**Given data:**

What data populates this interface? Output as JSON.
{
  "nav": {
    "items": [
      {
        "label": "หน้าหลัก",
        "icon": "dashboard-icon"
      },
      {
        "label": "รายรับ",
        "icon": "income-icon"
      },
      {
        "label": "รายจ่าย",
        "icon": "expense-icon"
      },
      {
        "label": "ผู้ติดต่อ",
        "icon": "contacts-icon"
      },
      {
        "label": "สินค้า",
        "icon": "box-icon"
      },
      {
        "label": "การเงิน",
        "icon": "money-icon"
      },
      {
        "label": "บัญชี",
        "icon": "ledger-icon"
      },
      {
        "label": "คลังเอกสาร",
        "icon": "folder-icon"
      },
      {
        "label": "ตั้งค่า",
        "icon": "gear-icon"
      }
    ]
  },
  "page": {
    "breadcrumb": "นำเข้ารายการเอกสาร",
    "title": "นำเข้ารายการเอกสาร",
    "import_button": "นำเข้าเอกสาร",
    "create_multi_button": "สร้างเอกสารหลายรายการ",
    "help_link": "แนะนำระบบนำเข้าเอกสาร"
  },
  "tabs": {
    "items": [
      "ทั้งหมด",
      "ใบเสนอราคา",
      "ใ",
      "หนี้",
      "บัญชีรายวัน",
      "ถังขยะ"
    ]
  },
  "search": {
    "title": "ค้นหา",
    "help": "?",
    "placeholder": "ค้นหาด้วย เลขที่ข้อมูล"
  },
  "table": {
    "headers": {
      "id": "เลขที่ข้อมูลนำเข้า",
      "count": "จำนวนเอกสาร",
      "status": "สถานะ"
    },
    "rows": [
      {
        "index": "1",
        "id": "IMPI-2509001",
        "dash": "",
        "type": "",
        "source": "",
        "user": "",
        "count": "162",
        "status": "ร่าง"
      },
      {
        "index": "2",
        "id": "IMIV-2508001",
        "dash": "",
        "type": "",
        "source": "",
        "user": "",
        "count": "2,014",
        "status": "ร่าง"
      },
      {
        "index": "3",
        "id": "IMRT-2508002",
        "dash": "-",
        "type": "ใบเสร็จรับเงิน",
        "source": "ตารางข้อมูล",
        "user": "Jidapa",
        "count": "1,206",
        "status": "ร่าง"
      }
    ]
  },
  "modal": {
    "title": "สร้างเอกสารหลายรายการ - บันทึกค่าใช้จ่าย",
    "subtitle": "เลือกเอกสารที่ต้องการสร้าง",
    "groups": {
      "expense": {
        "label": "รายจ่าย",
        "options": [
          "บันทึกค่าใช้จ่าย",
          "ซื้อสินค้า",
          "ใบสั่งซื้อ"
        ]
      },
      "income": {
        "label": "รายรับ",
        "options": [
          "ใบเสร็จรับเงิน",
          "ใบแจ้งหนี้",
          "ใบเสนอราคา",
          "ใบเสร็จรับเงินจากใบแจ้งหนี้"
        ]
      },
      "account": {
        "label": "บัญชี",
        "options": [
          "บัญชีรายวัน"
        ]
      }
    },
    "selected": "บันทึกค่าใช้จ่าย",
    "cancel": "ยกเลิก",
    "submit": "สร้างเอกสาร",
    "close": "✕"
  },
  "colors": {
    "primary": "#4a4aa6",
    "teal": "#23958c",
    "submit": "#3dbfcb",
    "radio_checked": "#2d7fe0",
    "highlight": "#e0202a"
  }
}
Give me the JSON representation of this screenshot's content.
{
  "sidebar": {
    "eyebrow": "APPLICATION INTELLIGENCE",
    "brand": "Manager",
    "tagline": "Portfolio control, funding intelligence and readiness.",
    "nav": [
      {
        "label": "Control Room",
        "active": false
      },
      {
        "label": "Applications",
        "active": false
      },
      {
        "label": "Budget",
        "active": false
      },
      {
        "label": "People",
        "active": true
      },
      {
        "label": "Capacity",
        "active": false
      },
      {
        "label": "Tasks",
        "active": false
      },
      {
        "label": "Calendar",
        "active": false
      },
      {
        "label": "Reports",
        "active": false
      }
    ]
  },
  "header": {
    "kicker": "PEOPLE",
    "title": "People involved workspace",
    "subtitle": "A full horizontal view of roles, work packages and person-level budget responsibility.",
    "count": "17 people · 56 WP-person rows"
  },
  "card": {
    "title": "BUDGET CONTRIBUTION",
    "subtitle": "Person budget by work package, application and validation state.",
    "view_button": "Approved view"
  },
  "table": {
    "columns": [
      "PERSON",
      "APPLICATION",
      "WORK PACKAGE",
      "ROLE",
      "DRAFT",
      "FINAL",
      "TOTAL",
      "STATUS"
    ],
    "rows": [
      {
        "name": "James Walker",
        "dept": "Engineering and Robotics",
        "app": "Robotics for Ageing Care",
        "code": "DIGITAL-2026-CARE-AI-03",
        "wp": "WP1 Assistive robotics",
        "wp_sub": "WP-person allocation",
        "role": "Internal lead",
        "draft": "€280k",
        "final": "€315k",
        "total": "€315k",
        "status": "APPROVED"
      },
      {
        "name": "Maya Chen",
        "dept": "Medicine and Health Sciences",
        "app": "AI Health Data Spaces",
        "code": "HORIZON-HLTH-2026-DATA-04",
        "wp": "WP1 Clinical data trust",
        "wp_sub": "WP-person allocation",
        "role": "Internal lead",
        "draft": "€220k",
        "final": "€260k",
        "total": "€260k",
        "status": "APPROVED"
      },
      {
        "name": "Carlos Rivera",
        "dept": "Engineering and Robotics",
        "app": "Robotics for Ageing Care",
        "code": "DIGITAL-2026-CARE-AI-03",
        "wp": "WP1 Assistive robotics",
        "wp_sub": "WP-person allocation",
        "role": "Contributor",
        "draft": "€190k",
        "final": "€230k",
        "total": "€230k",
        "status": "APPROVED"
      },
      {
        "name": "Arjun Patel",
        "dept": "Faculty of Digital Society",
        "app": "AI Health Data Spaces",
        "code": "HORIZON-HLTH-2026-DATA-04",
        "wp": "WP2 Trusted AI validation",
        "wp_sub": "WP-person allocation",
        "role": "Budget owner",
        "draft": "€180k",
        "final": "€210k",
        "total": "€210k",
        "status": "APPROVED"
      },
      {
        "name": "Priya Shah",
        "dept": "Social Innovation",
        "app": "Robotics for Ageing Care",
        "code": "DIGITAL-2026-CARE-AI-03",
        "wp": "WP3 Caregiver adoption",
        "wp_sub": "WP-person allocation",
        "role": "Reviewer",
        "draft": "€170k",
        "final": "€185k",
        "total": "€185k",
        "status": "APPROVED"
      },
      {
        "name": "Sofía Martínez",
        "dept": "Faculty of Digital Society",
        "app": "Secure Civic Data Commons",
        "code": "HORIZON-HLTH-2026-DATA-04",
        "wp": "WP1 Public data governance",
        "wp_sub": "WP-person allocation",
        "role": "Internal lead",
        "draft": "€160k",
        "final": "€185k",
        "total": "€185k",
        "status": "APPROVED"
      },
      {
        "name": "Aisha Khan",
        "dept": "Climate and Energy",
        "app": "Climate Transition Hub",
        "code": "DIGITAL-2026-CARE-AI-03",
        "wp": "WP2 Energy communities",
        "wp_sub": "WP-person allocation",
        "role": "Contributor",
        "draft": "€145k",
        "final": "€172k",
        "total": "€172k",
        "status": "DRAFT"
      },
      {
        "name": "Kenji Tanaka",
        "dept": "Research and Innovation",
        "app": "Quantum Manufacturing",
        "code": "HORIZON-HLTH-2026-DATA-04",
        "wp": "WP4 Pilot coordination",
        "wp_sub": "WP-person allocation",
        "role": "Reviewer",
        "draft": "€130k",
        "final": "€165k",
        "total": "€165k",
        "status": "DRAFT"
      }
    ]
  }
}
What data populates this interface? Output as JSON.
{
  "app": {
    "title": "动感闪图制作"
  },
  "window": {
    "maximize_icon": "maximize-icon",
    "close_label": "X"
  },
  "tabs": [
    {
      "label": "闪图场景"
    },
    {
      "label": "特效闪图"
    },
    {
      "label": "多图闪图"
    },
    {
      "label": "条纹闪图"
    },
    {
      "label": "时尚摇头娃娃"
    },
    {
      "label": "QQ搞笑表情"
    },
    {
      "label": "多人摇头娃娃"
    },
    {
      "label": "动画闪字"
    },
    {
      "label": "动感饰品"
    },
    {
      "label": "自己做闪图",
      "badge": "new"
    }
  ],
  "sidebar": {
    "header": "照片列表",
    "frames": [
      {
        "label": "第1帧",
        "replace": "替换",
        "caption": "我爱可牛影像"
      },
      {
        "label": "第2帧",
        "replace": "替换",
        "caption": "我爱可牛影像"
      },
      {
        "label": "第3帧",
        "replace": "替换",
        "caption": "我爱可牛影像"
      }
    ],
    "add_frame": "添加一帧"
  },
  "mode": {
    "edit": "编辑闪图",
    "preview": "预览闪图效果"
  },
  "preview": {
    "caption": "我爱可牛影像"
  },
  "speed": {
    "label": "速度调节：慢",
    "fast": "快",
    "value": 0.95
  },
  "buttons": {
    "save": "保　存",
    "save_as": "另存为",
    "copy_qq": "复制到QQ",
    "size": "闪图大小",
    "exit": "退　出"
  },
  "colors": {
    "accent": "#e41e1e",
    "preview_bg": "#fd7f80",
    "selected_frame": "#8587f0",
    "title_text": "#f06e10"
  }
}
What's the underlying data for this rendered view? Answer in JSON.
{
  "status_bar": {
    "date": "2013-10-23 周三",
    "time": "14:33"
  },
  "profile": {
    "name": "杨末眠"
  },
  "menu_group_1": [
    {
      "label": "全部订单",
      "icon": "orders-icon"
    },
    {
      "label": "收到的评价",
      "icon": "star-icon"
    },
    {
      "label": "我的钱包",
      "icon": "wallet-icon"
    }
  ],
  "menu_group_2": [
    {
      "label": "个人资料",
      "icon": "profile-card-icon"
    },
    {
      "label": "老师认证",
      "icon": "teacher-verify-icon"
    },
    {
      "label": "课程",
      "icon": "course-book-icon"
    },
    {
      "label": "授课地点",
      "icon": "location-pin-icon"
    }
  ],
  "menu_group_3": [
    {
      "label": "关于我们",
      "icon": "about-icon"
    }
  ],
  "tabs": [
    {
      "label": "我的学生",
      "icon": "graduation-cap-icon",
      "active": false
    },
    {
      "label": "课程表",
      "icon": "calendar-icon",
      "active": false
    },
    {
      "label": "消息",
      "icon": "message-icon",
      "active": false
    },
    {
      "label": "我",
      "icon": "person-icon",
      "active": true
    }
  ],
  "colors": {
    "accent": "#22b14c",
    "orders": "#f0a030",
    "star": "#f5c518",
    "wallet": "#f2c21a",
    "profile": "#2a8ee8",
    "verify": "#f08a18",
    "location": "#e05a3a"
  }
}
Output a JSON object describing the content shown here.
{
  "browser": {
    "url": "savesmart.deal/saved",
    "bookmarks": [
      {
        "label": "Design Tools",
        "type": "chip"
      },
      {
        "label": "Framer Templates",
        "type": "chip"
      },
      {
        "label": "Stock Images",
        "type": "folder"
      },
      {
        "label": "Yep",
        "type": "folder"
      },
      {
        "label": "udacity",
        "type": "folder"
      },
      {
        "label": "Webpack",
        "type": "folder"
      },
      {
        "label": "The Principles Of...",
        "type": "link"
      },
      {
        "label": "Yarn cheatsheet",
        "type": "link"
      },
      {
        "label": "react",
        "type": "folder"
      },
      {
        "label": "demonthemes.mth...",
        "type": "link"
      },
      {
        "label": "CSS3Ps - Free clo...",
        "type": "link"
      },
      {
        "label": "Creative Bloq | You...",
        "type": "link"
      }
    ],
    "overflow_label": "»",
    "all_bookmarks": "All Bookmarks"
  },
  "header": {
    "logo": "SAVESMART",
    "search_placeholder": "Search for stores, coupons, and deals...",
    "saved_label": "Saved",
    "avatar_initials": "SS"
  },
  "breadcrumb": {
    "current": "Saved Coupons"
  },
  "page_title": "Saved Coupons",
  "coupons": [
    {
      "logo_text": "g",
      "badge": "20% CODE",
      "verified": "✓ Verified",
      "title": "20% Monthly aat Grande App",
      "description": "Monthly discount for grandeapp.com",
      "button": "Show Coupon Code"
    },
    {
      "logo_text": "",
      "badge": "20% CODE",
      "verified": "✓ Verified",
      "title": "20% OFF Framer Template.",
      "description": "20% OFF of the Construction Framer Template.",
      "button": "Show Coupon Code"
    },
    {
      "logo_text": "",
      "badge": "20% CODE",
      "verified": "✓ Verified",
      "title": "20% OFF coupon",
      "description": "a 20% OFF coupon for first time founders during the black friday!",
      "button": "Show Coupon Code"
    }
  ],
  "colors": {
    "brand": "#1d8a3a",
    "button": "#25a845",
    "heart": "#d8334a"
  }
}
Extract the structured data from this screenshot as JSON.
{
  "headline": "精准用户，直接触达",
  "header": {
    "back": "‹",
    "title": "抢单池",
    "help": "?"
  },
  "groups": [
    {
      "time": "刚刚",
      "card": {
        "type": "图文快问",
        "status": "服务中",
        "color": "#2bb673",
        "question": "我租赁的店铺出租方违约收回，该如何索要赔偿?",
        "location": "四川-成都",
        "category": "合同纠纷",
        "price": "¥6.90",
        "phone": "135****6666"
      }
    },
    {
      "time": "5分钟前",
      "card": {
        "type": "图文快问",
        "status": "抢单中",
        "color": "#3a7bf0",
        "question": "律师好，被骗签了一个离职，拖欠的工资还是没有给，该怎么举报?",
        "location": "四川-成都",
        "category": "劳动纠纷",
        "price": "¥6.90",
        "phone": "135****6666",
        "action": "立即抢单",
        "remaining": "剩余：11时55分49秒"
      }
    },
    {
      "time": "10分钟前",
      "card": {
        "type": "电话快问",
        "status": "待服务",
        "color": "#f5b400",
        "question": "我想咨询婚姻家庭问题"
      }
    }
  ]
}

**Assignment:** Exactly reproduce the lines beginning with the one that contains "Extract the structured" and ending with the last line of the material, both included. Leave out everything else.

**Written answer:**
Extract the structured data from this screenshot as JSON.
{
  "headline": "精准用户，直接触达",
  "header": {
    "back": "‹",
    "title": "抢单池",
    "help": "?"
  },
  "groups": [
    {
      "time": "刚刚",
      "card": {
        "type": "图文快问",
        "status": "服务中",
        "color": "#2bb673",
        "question": "我租赁的店铺出租方违约收回，该如何索要赔偿?",
        "location": "四川-成都",
        "category": "合同纠纷",
        "price": "¥6.90",
        "phone": "135****6666"
      }
    },
    {
      "time": "5分钟前",
      "card": {
        "type": "图文快问",
        "status": "抢单中",
        "color": "#3a7bf0",
        "question": "律师好，被骗签了一个离职，拖欠的工资还是没有给，该怎么举报?",
        "location": "四川-成都",
        "category": "劳动纠纷",
        "price": "¥6.90",
        "phone": "135****6666",
        "action": "立即抢单",
        "remaining": "剩余：11时55分49秒"
      }
    },
    {
      "time": "10分钟前",
      "card": {
        "type": "电话快问",
        "status": "待服务",
        "color": "#f5b400",
        "question": "我想咨询婚姻家庭问题"
      }
    }
  ]
}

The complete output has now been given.